About this task »
From the material below, copy every line in which the word "protection" occurs.

Data to process »
****************
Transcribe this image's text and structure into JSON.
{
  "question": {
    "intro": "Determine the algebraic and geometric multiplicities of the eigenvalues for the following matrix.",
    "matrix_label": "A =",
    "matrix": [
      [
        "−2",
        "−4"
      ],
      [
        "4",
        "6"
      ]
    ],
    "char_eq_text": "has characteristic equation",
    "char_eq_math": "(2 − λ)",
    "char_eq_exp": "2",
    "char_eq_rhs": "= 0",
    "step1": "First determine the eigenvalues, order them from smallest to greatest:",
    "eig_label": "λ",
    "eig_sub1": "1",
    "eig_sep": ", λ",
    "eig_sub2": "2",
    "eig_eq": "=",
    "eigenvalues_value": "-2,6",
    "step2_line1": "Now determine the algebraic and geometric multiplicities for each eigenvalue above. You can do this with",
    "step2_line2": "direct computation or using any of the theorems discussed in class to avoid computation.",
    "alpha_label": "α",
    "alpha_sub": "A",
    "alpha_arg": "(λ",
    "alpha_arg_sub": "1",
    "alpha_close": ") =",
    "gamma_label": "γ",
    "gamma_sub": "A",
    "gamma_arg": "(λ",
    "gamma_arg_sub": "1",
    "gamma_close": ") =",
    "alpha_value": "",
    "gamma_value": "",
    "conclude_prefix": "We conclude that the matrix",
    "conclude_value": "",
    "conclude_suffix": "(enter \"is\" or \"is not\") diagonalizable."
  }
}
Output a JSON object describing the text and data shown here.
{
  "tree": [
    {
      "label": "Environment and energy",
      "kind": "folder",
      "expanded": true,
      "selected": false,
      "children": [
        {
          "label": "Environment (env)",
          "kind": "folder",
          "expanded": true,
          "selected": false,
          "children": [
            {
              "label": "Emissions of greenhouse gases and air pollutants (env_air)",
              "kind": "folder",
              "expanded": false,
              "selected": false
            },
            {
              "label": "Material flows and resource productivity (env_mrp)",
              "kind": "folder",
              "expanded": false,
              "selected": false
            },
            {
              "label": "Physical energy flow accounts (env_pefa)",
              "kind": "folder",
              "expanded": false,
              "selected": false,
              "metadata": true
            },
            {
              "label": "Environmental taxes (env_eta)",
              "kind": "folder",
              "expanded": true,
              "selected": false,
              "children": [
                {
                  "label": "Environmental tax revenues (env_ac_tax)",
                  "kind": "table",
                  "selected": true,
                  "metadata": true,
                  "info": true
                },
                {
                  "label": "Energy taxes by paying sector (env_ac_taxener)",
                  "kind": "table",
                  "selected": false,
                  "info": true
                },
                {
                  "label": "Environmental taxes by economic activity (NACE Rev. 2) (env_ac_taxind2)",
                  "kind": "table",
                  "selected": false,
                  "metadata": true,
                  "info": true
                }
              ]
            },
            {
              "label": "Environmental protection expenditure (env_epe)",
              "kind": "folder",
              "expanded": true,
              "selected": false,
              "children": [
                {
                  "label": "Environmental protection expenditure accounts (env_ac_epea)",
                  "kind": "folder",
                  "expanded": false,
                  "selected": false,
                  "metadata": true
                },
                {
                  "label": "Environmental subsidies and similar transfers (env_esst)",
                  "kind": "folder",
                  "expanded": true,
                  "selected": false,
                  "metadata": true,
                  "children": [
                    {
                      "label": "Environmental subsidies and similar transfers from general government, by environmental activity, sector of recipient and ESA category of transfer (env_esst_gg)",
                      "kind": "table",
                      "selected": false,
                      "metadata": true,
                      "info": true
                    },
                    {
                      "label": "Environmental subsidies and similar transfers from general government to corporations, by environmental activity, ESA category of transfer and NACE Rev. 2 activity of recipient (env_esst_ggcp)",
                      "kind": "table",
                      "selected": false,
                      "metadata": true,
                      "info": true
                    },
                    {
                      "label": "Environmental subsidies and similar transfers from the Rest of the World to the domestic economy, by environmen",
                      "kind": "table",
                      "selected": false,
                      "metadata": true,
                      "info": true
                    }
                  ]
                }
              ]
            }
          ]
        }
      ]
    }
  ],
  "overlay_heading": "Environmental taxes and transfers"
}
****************
Output for this task »
              "label": "Environmental protection expenditure (env_epe)",
                  "label": "Environmental protection expenditure accounts (env_ac_epea)",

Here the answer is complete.